Perhaps the marketing of a Mission to the Unknown/The Daleks’ Master Plan release ought to take a priority, then. For with a broadcast span as great as that of an entire series of twenty-first century Doctor Who, it mightn’t be a bad idea to release the story as a boxed set across a number of discs, each in their own dedicated Amaray case and splitting the story up along similar lines to those in which Target books successfully released their novelisation 22 years ago. With Mission to the Unknown (and extra features) taking up disc one, discs two and three (and maybe even four) could be dedicated to the “Daleks’ Master Plan Saga”, with individual titles for the segments lifted from the episodes themselves. Target went with The Mutation of Time; to that you could add The Nightmare Begins for starters.
The additional resources that would become available should The Daleks’ Master Plan be released in this manner might make all the difference to the viability of animating the whole story, because even with the economies of scale involved in recreating nine episodes of the same adventure, there’s no question that it would be unaffordable on the usual budget. And even if the animation involved were of the relatively ‘cheap and cheerful’ variety, it would certainly make for a more complete viewing experience than the alternative (the three extant episodes have already been released as part of the Lost in Time DVD).
If 2|entertain are to keep their Doctor Who DVD range going beyond the spring of 2013, then it’s going to take a little lateral thinking on their behalf to devise ways of making the recreation of missing stories a viable and ongoing concern. Ian Levine and David Busch have shown, with their Mission to the Unknown, that it needn’t be so expensive as to be unaffordable, and that even with a lower budget magic can still be made. We know plans are afoot elsewhere to complete a six-episode Reign of Terror, and there is at least one other animated story in the pipeline too. So there’s a desire on the part of the producers to ‘fill in the blanks’ that – given that they too are for the large part fans of the series – must be almost equal to that of the fans who wish to see those 108 missing episodes somehow ‘returned’. Well, here is an episode that stands currently as complete as it is ever likely to be; all it needs now is a home.
Just like Shada, a lot of time and effort – and money (and love!) – has been spent on animating Mission to the Unknown, and it would be an enormous shame if the results were never to be made public.
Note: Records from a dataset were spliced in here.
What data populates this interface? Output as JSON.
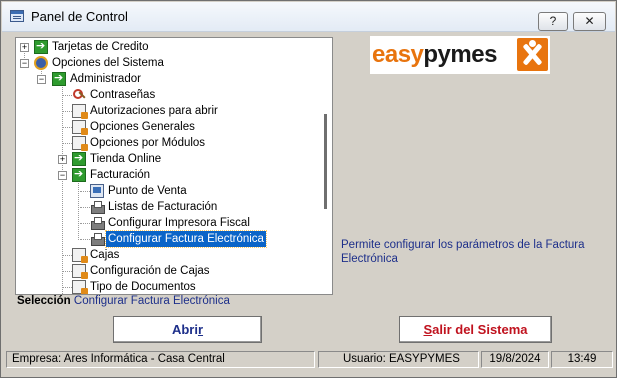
{
  "window": {
    "title": "Panel de Control",
    "help_glyph": "?",
    "close_glyph": "✕"
  },
  "tree": {
    "items": [
      {
        "label": "Tarjetas de Credito",
        "icon": "arrow-right-icon",
        "level": 0,
        "expander": "+"
      },
      {
        "label": "Opciones del Sistema",
        "icon": "system-settings-icon",
        "level": 0,
        "expander": "−"
      },
      {
        "label": "Administrador",
        "icon": "arrow-right-icon",
        "level": 1,
        "expander": "−"
      },
      {
        "label": "Contraseñas",
        "icon": "keys-icon",
        "level": 2
      },
      {
        "label": "Autorizaciones para abrir",
        "icon": "document-icon",
        "level": 2
      },
      {
        "label": "Opciones Generales",
        "icon": "document-icon",
        "level": 2
      },
      {
        "label": "Opciones por Módulos",
        "icon": "document-icon",
        "level": 2
      },
      {
        "label": "Tienda Online",
        "icon": "arrow-right-icon",
        "level": 2,
        "expander": "+"
      },
      {
        "label": "Facturación",
        "icon": "arrow-right-icon",
        "level": 2,
        "expander": "−"
      },
      {
        "label": "Punto de Venta",
        "icon": "pos-terminal-icon",
        "level": 3
      },
      {
        "label": "Listas de Facturación",
        "icon": "printer-icon",
        "level": 3
      },
      {
        "label": "Configurar Impresora Fiscal",
        "icon": "printer-icon",
        "level": 3
      },
      {
        "label": "Configurar Factura Electrónica",
        "icon": "printer-icon",
        "level": 3,
        "selected": true
      },
      {
        "label": "Cajas",
        "icon": "document-icon",
        "level": 2
      },
      {
        "label": "Configuración de Cajas",
        "icon": "document-icon",
        "level": 2
      },
      {
        "label": "Tipo de Documentos",
        "icon": "document-icon",
        "level": 2
      }
    ]
  },
  "selection": {
    "label": "Selección",
    "value": "Configurar Factura Electrónica"
  },
  "logo": {
    "part1": "easy",
    "part2": "pymes"
  },
  "description": "Permite configurar los parámetros de la Factura Electrónica",
  "buttons": {
    "open_accel": "Abri",
    "open_rest": "r",
    "exit_accel": "S",
    "exit_rest": "alir del Sistema"
  },
  "status": {
    "company": "Empresa: Ares Informática - Casa Central",
    "user": "Usuario: EASYPYMES",
    "date": "19/8/2024",
    "time": "13:49"
  },
  "colors": {
    "selection_bg": "#0a64c8",
    "link_text": "#1d2f8a",
    "exit_text": "#c0121e",
    "brand_orange": "#e8740e"
  }
}
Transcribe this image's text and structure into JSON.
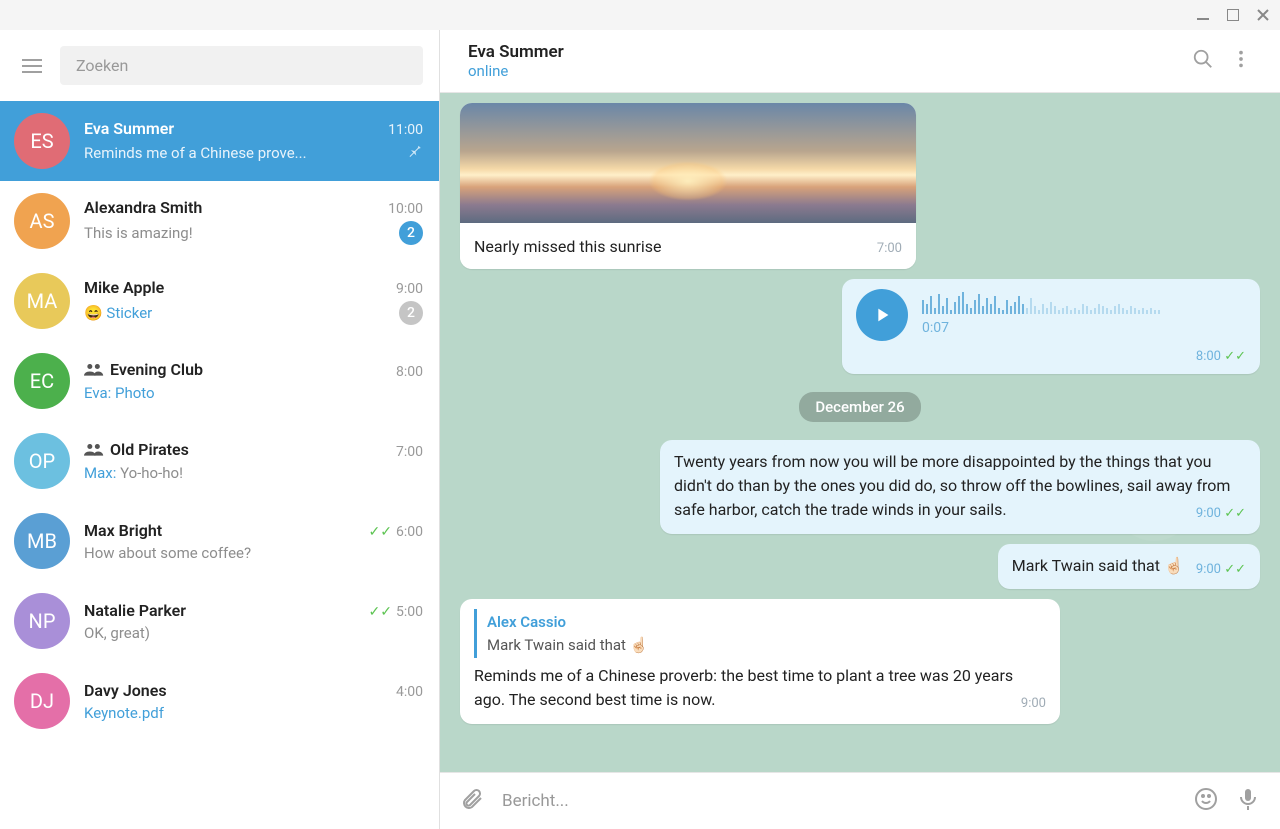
{
  "search_placeholder": "Zoeken",
  "chats": [
    {
      "initials": "ES",
      "color": "#e06c75",
      "name": "Eva Summer",
      "time": "11:00",
      "preview": "Reminds me of a Chinese prove...",
      "pinned": true,
      "active": true
    },
    {
      "initials": "AS",
      "color": "#f0a350",
      "name": "Alexandra Smith",
      "time": "10:00",
      "preview": "This is amazing!",
      "badge": "2"
    },
    {
      "initials": "MA",
      "color": "#e8c95a",
      "name": "Mike Apple",
      "time": "9:00",
      "preview_emoji": "😄",
      "preview_link": "Sticker",
      "badge": "2",
      "badge_muted": true
    },
    {
      "initials": "EC",
      "color": "#4cb04c",
      "name": "Evening Club",
      "time": "8:00",
      "group": true,
      "preview_sender": "Eva: ",
      "preview_link": "Photo"
    },
    {
      "initials": "OP",
      "color": "#6cc0e0",
      "name": "Old Pirates",
      "time": "7:00",
      "group": true,
      "preview_sender": "Max: ",
      "preview_rest": "Yo-ho-ho!"
    },
    {
      "initials": "MB",
      "color": "#5a9fd4",
      "name": "Max Bright",
      "time": "6:00",
      "checks": true,
      "preview": "How about some coffee?"
    },
    {
      "initials": "NP",
      "color": "#a98fd8",
      "name": "Natalie Parker",
      "time": "5:00",
      "checks": true,
      "preview": "OK, great)"
    },
    {
      "initials": "DJ",
      "color": "#e46fa8",
      "name": "Davy Jones",
      "time": "4:00",
      "preview_link": "Keynote.pdf"
    }
  ],
  "header": {
    "name": "Eva Summer",
    "status": "online"
  },
  "photo_caption": "Nearly missed this sunrise",
  "photo_time": "7:00",
  "voice": {
    "duration": "0:07",
    "time": "8:00"
  },
  "date_separator": "December 26",
  "msg_quote": {
    "text": "Twenty years from now you will be more disappointed by the things that you didn't do than by the ones you did do, so throw off the bowlines, sail away from safe harbor, catch the trade winds in your sails.",
    "time": "9:00"
  },
  "msg_twain": {
    "text": "Mark Twain said that ",
    "time": "9:00"
  },
  "msg_reply": {
    "reply_name": "Alex Cassio",
    "reply_text": "Mark Twain said that ",
    "text": "Reminds me of a Chinese proverb: the best time to plant a tree was 20 years ago. The second best time is now.",
    "time": "9:00"
  },
  "hand_emoji": "☝🏻",
  "compose_placeholder": "Bericht..."
}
But unlike Shada, it is going to require more than merely the wherewithal to bring Mission to the Unknown to a wider audience to get it released; it’s going to take either some substantial reinvestment in creating a home for it, or an effort in lateral thinking in finding for it a home that already exists. Either way, and Grand Folly or no, Mission to the Unknown is an exercise in alchemy, and the result is simple and elegant and begging to be seen.